  • Andrew L. Hipp The Morton Arboretum
  • Alan T. Whittemore U.S. National Arboretum
  • Mira Garner The Morton Arboretum
  • Marlene Hahn The Morton Arboretum
  • Elisabeth Fitzek Universität Bielefeld
  • Erwan Guichoux BIOGECO, INRA, Université Bordeaux
  • Jeannine Cavender-Bares University of Minnesota
  • Paul F. Gugger Maryland Center for Environmental Science
  • Paul S. Manos Duke University
  • Ian S. Pearse U.S. Geological Survey
  • Charles H. Cannon The Morton Arboretum
Keywords: Cohesion species, DNA genotyping toolkit, hybridization, introgression, Quercus, single-nucleotide polymorphism (SNP), syngameon


The eastern North American white oaks, a complex of approximately 16 potentially interbreeding species, have become a classic model for studying the genetic nature of species in a syngameon. Genetic work over the past two decades has demonstrated the reality of oak species, but gene flow between sympatric oaks raises the question of whether there are conserved regions of the genome that define oak species. Does gene flow homogenize the entire genome? Do the regions of the genome that distinguish a species in one part of its range differ from the regions that distinguish it in other parts of its range, where it grows in sympatry with
different species? Or are there regions of the genome that are relatively conserved across species ranges? In this study, we revisit seven species of the eastern North American white oak syngameon using a set of 80 single-nucleotide polymorphisms (SNPs) selected in a previous study because they show differences among, and consistency within, the species. We test the hypothesis that there exist segments of the genome that do not become homogenized by repeated introgression, but retain distinct alleles characteristic of each species. We undertake a range-wide sampling to investigate whether SNPs that appeared to be fixed based on a relatively small sample in our previous work are fixed or nearly fixed across the range of the species. Each of the seven species remains genetically distinct across its range, given our diagnostic set of markers, with relatively few individuals exhibiting admixture of multiple species.

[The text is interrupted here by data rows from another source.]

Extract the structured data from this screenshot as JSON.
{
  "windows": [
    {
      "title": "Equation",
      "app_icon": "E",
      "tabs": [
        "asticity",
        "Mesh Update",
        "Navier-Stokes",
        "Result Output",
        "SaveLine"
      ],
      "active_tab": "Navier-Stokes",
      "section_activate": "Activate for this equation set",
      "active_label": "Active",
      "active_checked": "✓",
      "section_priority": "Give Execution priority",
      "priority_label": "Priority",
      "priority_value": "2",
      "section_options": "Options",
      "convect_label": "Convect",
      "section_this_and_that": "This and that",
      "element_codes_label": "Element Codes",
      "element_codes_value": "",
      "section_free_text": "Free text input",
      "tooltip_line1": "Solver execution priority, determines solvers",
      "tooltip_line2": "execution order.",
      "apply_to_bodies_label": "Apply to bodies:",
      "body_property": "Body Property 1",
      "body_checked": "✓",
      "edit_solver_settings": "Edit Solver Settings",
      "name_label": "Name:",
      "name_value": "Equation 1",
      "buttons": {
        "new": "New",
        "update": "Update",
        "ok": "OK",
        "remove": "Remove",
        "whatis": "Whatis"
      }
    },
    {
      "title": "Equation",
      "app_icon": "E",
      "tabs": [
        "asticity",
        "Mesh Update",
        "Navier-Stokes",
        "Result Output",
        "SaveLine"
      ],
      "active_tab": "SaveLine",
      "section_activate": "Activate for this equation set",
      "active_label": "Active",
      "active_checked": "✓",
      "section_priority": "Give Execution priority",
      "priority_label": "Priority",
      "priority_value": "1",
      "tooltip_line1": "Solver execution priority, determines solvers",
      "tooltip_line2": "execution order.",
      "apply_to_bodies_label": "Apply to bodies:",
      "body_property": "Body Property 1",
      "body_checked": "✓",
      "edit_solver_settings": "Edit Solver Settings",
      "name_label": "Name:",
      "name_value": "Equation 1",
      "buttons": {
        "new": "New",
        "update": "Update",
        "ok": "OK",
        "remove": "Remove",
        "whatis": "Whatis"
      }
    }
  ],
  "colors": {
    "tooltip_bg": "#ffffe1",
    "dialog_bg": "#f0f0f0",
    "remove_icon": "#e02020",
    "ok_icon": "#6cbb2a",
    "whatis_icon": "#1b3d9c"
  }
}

SNPs map back to all 12 Quercus linkage groups (chromosomes) and are separated from each other by an average of 7.47 million bp (± 8.74 million bp, SD), but are significantly clustered relative to a random null distribution, suggesting that our SNP toolkit reflects genome-wide patterns of divergence while potentially being concentrated in regions of the genome that reflect a higher-than-average history of among-species divergence. This application of a DNA toolkit designed for the simple problem of identifying species in the field has two important implications. First, the eastern North American white oak syngameon is composed of entities that most taxonomists would consider “good species.” Second, and more fundamentally, species in the syngameon are genetically coherent because characteristic portions of the genome remain divergent despite a history of introgression. Understanding the conditions under which some loci diverge while others introgress is key to understanding the origins and maintenance of global tree diversity.